A brief follow-up to my recent request for comment on the pipeline integrity issues that trouble Australian pipeline engineers. My reason for asking was that I had been invited to co-chair a workshop at the JTM on pipeline integrity and wanted to make sure that I could raise any issues that were important in Australia.
Thanks to those who responded. The comments largely confirmed my impression that in this country we have few serious concerns about the integrity of transmission pipelines transporting clean fluids. There may be a different situation in production fields where a diverse range of issues may create problems (as pointed out by a couple of comments), but my main interest (unstated) was in transmission pipelines.
Nevertheless I think one emerging issue, both here and overseas, is the question of how to assess the integrity of pipelines that are not suitable for in-line inspection – the unpiggable lines. We don’t have many of those, but they tend to be older lines (so the likelihood of failure may be higher) and in populated areas (so the consequences are higher too). San Bruno comes to mind.
It appears that there are currently no effective methods for inspection beyond the first few metres of an unpiggable pipeline (other than digging it up for direct inspection, which is of course not possible if the line is installed under, say, a railway). It will be interesting to watch the technical developments as both pipeline owners and inspection specialists increase their focus on this area.

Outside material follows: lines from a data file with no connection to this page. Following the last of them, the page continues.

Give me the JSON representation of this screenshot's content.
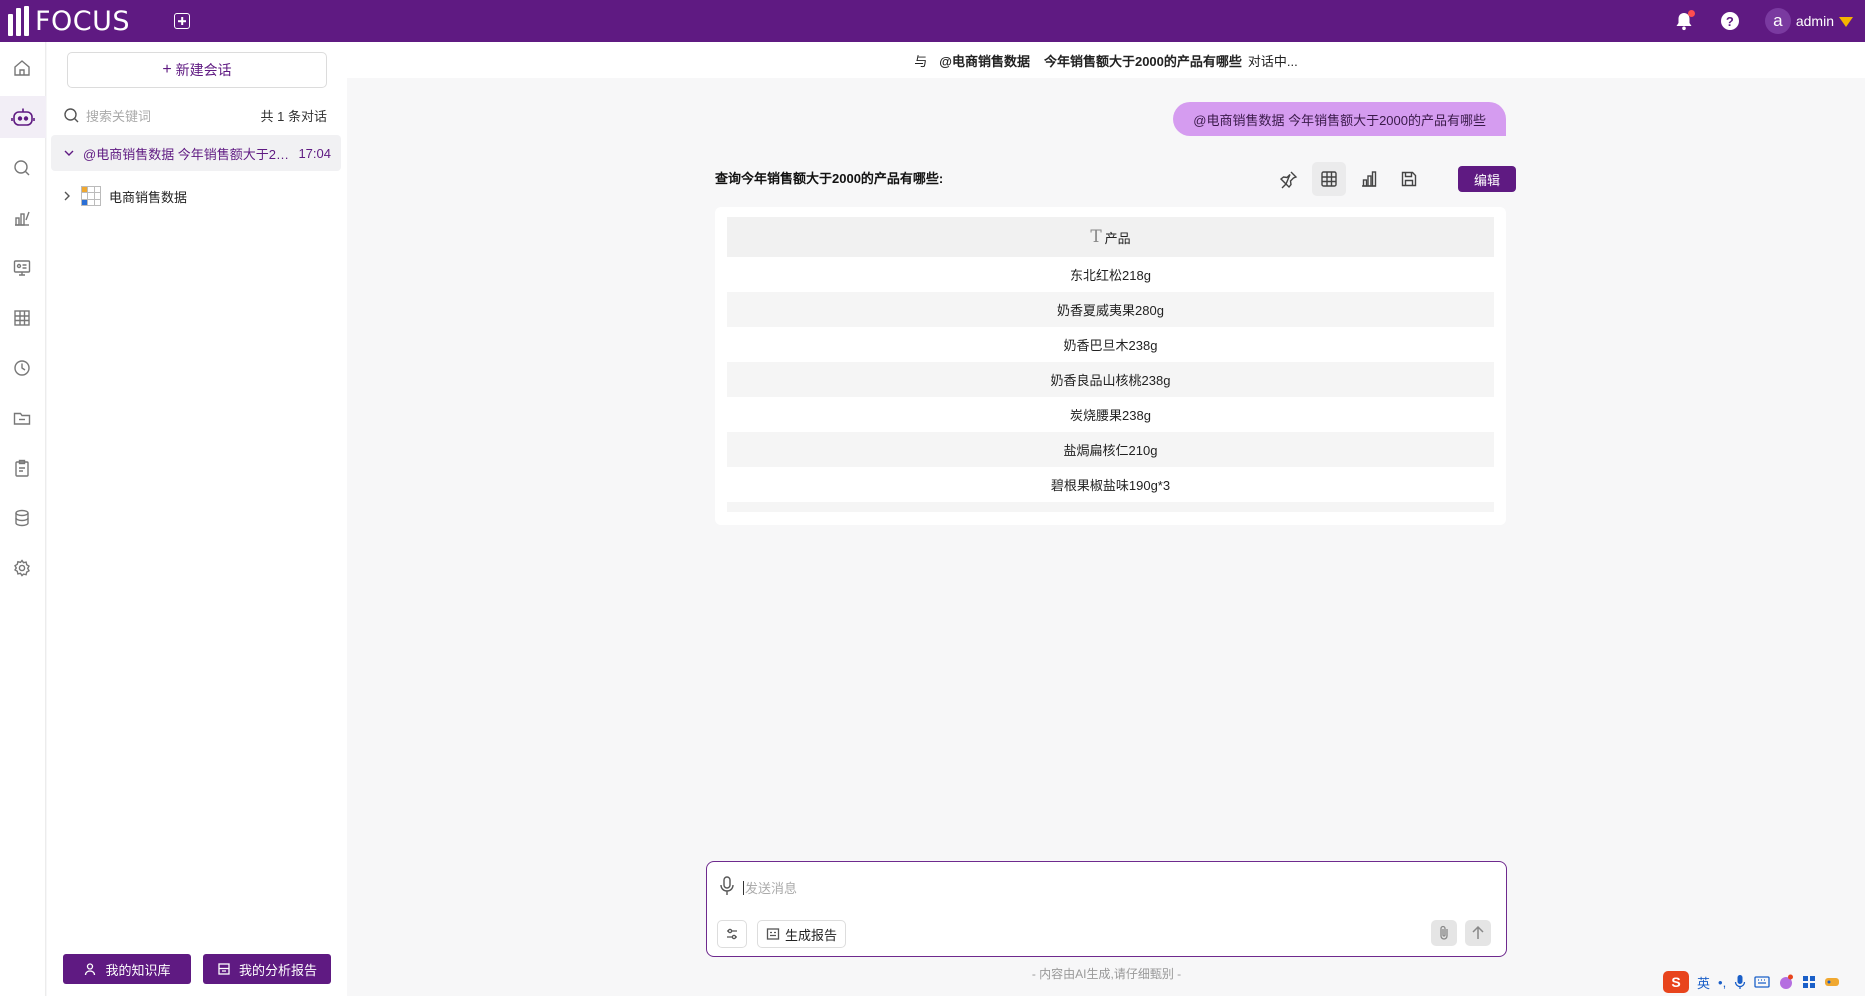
{
  "app": {
    "logo_text": "FOCUS",
    "user_initial": "a",
    "user_name": "admin"
  },
  "sidebar": {
    "new_chat_label": "新建会话",
    "search_placeholder": "搜索关键词",
    "count_prefix": "共",
    "count_value": "1",
    "count_suffix": "条对话",
    "conversation": {
      "title": "@电商销售数据 今年销售额大于2000的产品有哪些",
      "time": "17:04"
    },
    "dataset_name": "电商销售数据",
    "knowledge_button": "我的知识库",
    "report_button": "我的分析报告"
  },
  "main": {
    "header": {
      "prefix": "与",
      "dataset": "@电商销售数据",
      "question": "今年销售额大于2000的产品有哪些",
      "suffix": "对话中..."
    },
    "user_message": "@电商销售数据 今年销售额大于2000的产品有哪些",
    "answer_title": "查询今年销售额大于2000的产品有哪些:",
    "edit_label": "编辑",
    "table": {
      "column": "产品",
      "rows": [
        "东北红松218g",
        "奶香夏威夷果280g",
        "奶香巴旦木238g",
        "奶香良品山核桃238g",
        "炭烧腰果238g",
        "盐焗扁核仁210g",
        "碧根果椒盐味190g*3"
      ]
    },
    "input": {
      "placeholder": "发送消息",
      "generate_report": "生成报告"
    },
    "disclaimer": "- 内容由AI生成,请仔细甄别 -"
  },
  "ime": {
    "logo": "S",
    "lang": "英"
  },
  "colors": {
    "brand": "#5f1a82",
    "bubble": "#d59cf0"
  }
}
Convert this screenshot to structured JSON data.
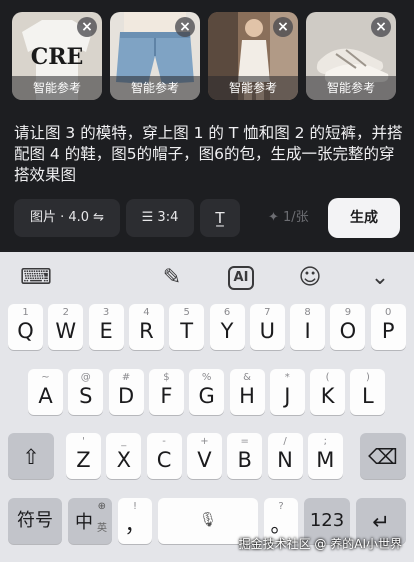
{
  "composer": {
    "thumbnails": [
      {
        "tag": "智能参考"
      },
      {
        "tag": "智能参考"
      },
      {
        "tag": "智能参考"
      },
      {
        "tag": "智能参考"
      }
    ],
    "remove_glyph": "×",
    "prompt_text": "请让图 3 的模特，穿上图 1 的 T 恤和图 2 的短裤，并搭配图 4 的鞋，图5的帽子，图6的包，生成一张完整的穿搭效果图",
    "model_pill": "图片 · 4.0 ⇋",
    "ratio_pill": "☰ 3:4",
    "text_pill": "T̲",
    "cost": "✦ 1/张",
    "generate_label": "生成"
  },
  "keyboard": {
    "toolbar": {
      "icons": [
        "keyboard-settings-icon",
        "brush-icon",
        "ai-icon",
        "emoji-icon",
        "collapse-icon"
      ],
      "glyphs": [
        "⌨",
        "✎",
        "AI",
        "☺",
        "⌄"
      ]
    },
    "row1": [
      {
        "k": "Q",
        "s": "1"
      },
      {
        "k": "W",
        "s": "2"
      },
      {
        "k": "E",
        "s": "3"
      },
      {
        "k": "R",
        "s": "4"
      },
      {
        "k": "T",
        "s": "5"
      },
      {
        "k": "Y",
        "s": "6"
      },
      {
        "k": "U",
        "s": "7"
      },
      {
        "k": "I",
        "s": "8"
      },
      {
        "k": "O",
        "s": "9"
      },
      {
        "k": "P",
        "s": "0"
      }
    ],
    "row2": [
      {
        "k": "A",
        "s": "~"
      },
      {
        "k": "S",
        "s": "@"
      },
      {
        "k": "D",
        "s": "#"
      },
      {
        "k": "F",
        "s": "$"
      },
      {
        "k": "G",
        "s": "%"
      },
      {
        "k": "H",
        "s": "&"
      },
      {
        "k": "J",
        "s": "*"
      },
      {
        "k": "K",
        "s": "("
      },
      {
        "k": "L",
        "s": ")"
      }
    ],
    "row3": [
      {
        "k": "Z",
        "s": "'"
      },
      {
        "k": "X",
        "s": "_"
      },
      {
        "k": "C",
        "s": "-"
      },
      {
        "k": "V",
        "s": "+"
      },
      {
        "k": "B",
        "s": "="
      },
      {
        "k": "N",
        "s": "/"
      },
      {
        "k": "M",
        "s": ";"
      }
    ],
    "shift_glyph": "⇧",
    "backspace_glyph": "⌫",
    "symbols_label": "符号",
    "lang_label": "中",
    "lang_sub": "英",
    "globe_glyph": "⊕",
    "comma": "，",
    "comma_sup": "!",
    "mic_glyph": "🎙",
    "period": "。",
    "period_sup": "?",
    "num_label": "123",
    "enter_glyph": "↵"
  },
  "watermark": "掘金技术社区 @ 养的AI小世界",
  "colors": {
    "panel": "#1d1e21",
    "keyboard": "#e4e5e9",
    "key": "#fdfdfd",
    "key_dark": "#c2c4ca"
  }
}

(I haven’t forgotten that I’m supposed to be writing a series of posts on location classification – hope to resume soon.)